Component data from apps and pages
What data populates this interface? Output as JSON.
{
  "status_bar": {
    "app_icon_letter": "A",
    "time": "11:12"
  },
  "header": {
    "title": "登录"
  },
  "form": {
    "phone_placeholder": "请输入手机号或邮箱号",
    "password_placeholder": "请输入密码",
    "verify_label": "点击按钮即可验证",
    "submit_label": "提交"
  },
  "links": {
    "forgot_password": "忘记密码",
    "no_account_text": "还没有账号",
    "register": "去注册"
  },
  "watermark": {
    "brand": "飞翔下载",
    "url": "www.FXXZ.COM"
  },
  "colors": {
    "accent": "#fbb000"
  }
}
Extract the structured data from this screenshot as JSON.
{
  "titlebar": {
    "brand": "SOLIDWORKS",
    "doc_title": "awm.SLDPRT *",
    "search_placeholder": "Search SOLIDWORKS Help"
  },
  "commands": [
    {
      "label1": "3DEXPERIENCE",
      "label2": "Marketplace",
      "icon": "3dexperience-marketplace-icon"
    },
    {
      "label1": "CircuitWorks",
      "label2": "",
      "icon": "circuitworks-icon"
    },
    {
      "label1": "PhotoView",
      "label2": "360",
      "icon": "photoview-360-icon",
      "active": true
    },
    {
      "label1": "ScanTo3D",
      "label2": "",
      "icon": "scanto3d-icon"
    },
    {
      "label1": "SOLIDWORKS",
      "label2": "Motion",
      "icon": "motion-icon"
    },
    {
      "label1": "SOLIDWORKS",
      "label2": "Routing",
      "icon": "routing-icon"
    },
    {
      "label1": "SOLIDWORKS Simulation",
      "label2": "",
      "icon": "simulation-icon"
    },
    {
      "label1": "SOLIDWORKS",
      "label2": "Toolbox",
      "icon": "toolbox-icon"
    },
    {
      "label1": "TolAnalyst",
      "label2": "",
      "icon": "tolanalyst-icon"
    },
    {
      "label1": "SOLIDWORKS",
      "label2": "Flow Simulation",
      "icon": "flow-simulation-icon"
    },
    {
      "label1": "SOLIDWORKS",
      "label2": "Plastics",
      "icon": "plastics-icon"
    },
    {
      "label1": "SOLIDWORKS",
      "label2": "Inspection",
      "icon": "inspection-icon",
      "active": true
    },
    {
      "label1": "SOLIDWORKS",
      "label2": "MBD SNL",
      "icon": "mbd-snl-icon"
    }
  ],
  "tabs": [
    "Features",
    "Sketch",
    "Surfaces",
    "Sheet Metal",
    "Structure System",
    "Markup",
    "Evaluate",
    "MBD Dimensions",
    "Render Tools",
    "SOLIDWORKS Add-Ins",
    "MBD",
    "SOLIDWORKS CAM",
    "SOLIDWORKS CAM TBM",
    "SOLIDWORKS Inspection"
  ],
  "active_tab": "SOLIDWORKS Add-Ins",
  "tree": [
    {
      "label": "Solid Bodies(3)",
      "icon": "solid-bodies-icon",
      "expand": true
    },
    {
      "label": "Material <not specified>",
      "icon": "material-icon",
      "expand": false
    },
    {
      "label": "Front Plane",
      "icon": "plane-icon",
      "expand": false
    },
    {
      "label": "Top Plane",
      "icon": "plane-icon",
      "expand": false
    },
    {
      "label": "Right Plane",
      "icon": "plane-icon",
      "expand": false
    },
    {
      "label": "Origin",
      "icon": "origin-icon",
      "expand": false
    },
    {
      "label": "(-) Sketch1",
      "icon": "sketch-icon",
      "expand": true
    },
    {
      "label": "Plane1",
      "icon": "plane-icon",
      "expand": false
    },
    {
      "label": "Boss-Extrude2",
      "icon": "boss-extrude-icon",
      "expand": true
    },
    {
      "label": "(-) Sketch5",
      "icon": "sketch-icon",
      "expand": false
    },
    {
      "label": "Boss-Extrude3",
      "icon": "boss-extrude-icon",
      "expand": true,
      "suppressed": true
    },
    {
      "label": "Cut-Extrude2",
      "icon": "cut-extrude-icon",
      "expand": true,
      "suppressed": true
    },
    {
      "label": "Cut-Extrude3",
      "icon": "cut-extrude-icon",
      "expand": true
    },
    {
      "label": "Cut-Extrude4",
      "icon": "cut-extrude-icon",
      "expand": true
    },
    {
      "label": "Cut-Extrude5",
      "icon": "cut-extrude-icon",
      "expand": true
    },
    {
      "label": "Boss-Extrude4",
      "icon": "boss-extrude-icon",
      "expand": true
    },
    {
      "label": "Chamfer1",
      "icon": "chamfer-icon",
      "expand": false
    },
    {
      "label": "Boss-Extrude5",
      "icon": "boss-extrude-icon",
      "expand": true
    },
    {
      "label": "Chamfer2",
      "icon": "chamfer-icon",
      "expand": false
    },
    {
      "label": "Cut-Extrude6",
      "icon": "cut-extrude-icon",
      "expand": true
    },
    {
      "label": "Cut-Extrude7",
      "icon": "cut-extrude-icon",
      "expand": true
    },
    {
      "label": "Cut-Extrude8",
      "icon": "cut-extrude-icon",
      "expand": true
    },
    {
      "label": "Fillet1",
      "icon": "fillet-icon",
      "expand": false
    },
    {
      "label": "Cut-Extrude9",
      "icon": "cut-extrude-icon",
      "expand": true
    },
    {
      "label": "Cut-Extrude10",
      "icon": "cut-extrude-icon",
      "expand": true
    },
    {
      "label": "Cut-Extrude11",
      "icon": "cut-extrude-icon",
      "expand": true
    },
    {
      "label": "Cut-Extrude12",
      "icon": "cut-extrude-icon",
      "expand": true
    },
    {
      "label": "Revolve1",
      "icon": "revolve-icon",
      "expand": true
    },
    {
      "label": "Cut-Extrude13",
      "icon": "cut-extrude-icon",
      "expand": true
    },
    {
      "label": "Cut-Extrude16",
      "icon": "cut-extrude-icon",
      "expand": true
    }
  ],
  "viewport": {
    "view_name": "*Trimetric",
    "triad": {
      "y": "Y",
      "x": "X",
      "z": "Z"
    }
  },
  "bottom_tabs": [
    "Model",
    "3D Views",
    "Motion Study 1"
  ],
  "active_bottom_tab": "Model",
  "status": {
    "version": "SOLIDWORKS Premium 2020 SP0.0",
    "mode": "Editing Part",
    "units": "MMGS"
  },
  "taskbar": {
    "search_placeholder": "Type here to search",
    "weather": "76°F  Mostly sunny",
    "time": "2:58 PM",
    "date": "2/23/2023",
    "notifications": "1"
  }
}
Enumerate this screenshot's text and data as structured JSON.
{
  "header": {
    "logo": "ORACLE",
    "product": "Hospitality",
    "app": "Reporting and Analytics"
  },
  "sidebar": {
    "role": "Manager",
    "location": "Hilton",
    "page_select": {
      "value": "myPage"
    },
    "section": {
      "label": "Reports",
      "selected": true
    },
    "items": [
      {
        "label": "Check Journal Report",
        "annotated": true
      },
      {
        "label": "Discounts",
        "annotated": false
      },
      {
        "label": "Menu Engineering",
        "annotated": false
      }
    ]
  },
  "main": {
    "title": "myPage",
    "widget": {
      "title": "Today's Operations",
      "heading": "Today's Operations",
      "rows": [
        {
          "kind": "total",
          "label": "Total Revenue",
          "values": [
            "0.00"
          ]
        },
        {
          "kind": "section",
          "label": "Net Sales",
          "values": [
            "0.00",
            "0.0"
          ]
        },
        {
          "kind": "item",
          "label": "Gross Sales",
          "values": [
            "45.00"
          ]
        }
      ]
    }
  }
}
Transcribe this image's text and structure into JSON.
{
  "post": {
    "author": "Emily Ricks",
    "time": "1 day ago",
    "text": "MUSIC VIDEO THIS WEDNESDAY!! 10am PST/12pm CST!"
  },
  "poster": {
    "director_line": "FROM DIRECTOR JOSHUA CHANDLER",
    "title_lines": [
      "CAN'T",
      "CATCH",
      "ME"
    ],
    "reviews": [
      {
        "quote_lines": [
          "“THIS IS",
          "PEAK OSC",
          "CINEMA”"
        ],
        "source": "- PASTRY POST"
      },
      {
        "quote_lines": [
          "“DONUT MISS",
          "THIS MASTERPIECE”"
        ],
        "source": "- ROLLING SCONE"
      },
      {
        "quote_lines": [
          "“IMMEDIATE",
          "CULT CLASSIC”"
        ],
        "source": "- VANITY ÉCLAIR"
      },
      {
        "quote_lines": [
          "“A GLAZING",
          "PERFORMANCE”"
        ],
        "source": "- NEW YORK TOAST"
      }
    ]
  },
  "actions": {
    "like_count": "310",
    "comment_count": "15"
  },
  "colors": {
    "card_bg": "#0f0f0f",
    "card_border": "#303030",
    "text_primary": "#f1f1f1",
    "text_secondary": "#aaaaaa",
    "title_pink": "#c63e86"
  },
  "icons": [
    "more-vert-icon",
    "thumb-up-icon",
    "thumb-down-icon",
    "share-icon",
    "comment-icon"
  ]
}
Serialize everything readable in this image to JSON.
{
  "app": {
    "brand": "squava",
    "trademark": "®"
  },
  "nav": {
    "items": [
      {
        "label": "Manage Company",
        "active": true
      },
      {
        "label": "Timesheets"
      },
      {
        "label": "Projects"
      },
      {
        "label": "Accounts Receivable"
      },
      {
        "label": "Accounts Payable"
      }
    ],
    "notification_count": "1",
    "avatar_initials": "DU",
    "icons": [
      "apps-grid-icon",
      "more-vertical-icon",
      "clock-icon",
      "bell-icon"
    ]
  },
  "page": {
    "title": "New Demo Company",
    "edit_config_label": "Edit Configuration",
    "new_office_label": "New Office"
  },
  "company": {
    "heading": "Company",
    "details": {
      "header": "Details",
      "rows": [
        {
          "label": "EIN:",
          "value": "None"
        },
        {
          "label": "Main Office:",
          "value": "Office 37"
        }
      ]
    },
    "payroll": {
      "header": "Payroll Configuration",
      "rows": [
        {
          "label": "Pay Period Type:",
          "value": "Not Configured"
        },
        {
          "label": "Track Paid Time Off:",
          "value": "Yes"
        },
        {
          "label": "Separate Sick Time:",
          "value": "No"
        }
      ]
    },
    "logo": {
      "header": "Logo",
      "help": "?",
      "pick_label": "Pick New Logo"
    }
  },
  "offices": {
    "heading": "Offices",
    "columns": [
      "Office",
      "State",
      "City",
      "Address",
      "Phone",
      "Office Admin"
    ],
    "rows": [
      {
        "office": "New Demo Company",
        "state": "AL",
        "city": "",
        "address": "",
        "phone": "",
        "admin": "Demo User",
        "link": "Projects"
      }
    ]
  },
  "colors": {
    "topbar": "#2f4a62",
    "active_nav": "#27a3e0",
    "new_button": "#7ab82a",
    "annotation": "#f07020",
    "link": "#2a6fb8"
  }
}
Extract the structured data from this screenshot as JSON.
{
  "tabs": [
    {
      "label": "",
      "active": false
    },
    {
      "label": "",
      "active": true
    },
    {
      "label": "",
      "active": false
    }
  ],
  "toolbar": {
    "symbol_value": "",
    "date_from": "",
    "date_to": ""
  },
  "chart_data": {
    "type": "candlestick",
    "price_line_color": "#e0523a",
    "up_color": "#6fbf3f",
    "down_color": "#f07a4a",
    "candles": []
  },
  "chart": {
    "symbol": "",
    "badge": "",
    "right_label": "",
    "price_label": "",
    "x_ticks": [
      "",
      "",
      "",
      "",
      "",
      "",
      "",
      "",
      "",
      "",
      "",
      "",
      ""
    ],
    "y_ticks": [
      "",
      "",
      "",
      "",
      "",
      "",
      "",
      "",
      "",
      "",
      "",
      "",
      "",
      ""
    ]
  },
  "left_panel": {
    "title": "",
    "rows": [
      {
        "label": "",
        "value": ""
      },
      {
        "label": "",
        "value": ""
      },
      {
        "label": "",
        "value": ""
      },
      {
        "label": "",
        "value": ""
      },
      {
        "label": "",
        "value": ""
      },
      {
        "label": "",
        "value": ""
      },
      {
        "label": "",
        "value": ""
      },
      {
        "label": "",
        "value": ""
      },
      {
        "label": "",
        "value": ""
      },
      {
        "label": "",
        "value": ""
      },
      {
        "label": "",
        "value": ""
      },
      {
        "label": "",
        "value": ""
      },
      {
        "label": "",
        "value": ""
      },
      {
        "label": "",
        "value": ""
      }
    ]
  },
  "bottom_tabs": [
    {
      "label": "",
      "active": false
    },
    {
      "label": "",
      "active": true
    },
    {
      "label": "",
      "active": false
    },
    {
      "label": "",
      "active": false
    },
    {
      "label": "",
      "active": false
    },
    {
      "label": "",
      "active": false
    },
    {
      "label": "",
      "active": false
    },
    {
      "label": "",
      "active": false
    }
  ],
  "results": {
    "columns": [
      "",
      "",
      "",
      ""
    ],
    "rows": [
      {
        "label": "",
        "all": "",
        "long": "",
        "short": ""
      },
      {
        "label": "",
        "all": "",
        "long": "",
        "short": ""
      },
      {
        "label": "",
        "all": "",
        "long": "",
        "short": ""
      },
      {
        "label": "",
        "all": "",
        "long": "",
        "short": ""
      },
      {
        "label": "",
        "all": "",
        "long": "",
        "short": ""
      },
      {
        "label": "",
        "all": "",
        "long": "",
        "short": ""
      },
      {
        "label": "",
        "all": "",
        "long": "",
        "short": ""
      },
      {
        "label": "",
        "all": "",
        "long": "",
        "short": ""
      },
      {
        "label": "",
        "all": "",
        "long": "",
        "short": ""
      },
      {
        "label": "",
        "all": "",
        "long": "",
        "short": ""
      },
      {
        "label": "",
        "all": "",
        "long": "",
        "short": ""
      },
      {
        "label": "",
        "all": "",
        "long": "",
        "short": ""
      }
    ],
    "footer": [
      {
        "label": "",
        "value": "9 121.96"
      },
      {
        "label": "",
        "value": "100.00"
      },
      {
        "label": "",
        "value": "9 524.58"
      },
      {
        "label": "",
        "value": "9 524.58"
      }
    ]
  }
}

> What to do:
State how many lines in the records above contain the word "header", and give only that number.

> Answer area:
5